Depending on the number of ions these juices produce, they are able to have higher or lower voltages. In essence, the fruits that appear to have higher voltages produce more ions that attack the electrodes, compared to the fruits that have lower voltages.
- 5-10 pieces of a fruit or potato*
- Copper coin or copper coated nails (one for each piece of fruit)
- Zinc coated nails (one for each piece of fruit)
- Crocodile clips (two for each piece of fruit)
- Different coloured LEDs (red need the lowest voltage, blue need the highest voltage to light up)
- Multimeter or voltage meter (optional)
* Start by trying tomatoes (cherry size good), baby potatoes (or large ones cut to pieces) or lemons, which all work well. Potatoes produce more charge if they have been boiled a little, be sure they are still firm. The potatoes we used in the instruction video had been boiled for 5 minutes. Have adult supervision if you decide to boil your potatoes, and don't start the activity until they have completely cooled.
- Insert a copper coated nail (positive terminal) into your first piece of fruit. Insert all your nails about 2cm deep.
- Next, insert the zinc coated nail (negative terminal) about 1-1.5cm away from the copper nail.
- Repeat steps one and two for a second piece of fruit.
- Using a crocodile clip, connect the negative terminal (zinc nail) in one piece of fruit to the positive terminal (copper nail) in the next piece of fruit until all the piece are connected.
- Now, connect the positive terminal (copper nail) of the first peice of fruit to the longer leg of your LED bulb.
- Next, connect the negative terminal (zinc nail) on the last piece of fruit to the shorter leg of your LED bulb. Does your LED light up? (try the Red LED first, then any other colours)
- If the LED does not light up or is very dim, connect more pieces of fruit into your circuit (steps 1 to 4) until you get enough voltage to make the LED light up brightly.
Tip - If you have access to a multimeter, with the help of an adult, use it to measure the voltage of the fruit battery before and after you add more fruit peices, this will let you know the exact voltage being produced to light up your LEDs. The colour of the LED indicates the voltage it needs: starting with the least needed voltage the usual order is: red, orange, yellow, green, blue than white.
More to try
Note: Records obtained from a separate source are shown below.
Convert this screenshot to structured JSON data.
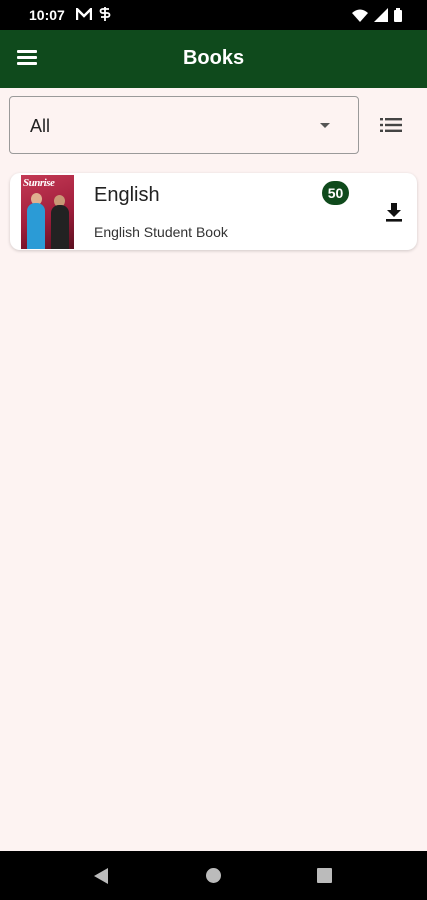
{
  "status_bar": {
    "time": "10:07",
    "icons": [
      "m-icon",
      "s-icon",
      "wifi-icon",
      "signal-icon",
      "battery-icon"
    ]
  },
  "app_bar": {
    "title": "Books",
    "menu_icon": "hamburger-menu-icon",
    "color": "#0f4a1c"
  },
  "filter": {
    "selected": "All",
    "view_toggle_icon": "list-view-icon"
  },
  "books": [
    {
      "title": "English",
      "subtitle": "English Student Book",
      "badge": "50",
      "cover_text": "Sunrise",
      "action_icon": "download-icon"
    }
  ],
  "nav_bar": {
    "icons": [
      "back-icon",
      "home-icon",
      "recents-icon"
    ]
  },
  "colors": {
    "background": "#fdf3f2",
    "accent": "#0f4a1c"
  }
}
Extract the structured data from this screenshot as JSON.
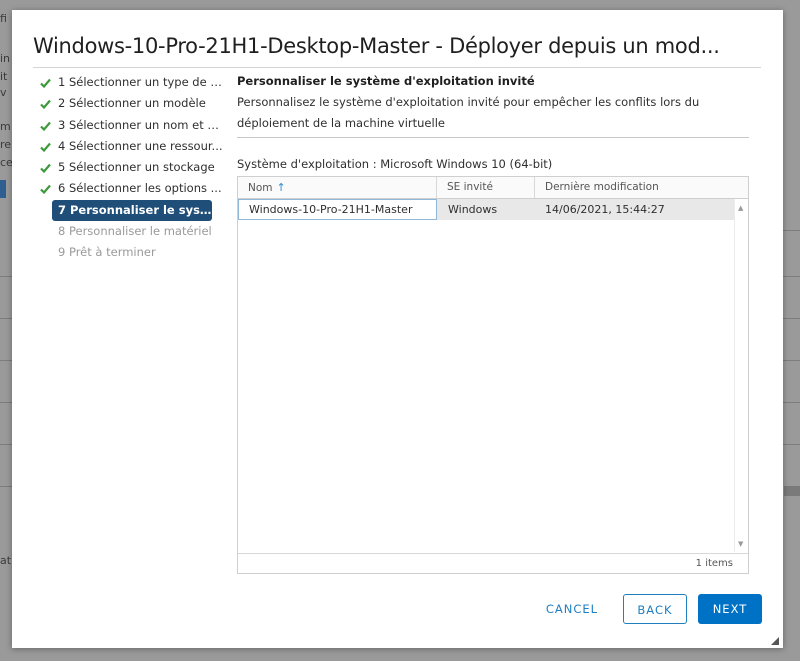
{
  "background": {
    "fragments": [
      "fi",
      "in",
      "it",
      "v",
      "m",
      "re",
      "ce",
      "at"
    ]
  },
  "modal": {
    "title": "Windows-10-Pro-21H1-Desktop-Master - Déployer depuis un mod..."
  },
  "steps": [
    {
      "label": "1 Sélectionner un type de c...",
      "state": "done"
    },
    {
      "label": "2 Sélectionner un modèle",
      "state": "done"
    },
    {
      "label": "3 Sélectionner un nom et u...",
      "state": "done"
    },
    {
      "label": "4 Sélectionner une ressour...",
      "state": "done"
    },
    {
      "label": "5 Sélectionner un stockage",
      "state": "done"
    },
    {
      "label": "6 Sélectionner les options ...",
      "state": "done"
    },
    {
      "label": "7 Personnaliser le système...",
      "state": "active"
    },
    {
      "label": "8 Personnaliser le matériel",
      "state": "disabled"
    },
    {
      "label": "9 Prêt à terminer",
      "state": "disabled"
    }
  ],
  "content": {
    "section_title": "Personnaliser le système d'exploitation invité",
    "section_desc": "Personnalisez le système d'exploitation invité pour empêcher les conflits lors du déploiement de la machine virtuelle",
    "os_line": "Système d'exploitation : Microsoft Windows 10 (64-bit)"
  },
  "grid": {
    "columns": [
      "Nom",
      "SE invité",
      "Dernière modification"
    ],
    "sort_icon": "arrow-up-icon",
    "rows": [
      [
        "Windows-10-Pro-21H1-Master",
        "Windows",
        "14/06/2021, 15:44:27"
      ]
    ],
    "footer": "1 items"
  },
  "buttons": {
    "cancel": "CANCEL",
    "back": "BACK",
    "next": "NEXT"
  },
  "colors": {
    "accent": "#0072c6",
    "active_step": "#1f4f78",
    "check": "#3c9a3c"
  }
}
- Try different fruits or type of potato. Which produces the highest voltage?
- Boiled potatoes are supposed to provide a higher voltage. What is the difference if you try the same potatoes, first raw and then after boiling for about 5-8 minutes?
- Vary the distances between the copper nail and the zinc nail. First bringing them closer together (less than 0.5cm apart) then further apart (more than 1.5cm apart) and record the differences in how the fruit battery lights up your LED bulb.
Things to think about
- What makes different fruit have different voltage, and power the LED differently?
- Based on your knowledge of the voltage of your fruit battery, how many pices of fruit would you need to power a small electric vehicle?
- Why do the different coloured LED bulbs require different battery voltages to light up?
- Why must the copper and zinc nail be separated from each other? Do you think there is a difference when the distance between them is changed?
- How long do you think your fruit battery will last for before it dies? Why do you think this happens?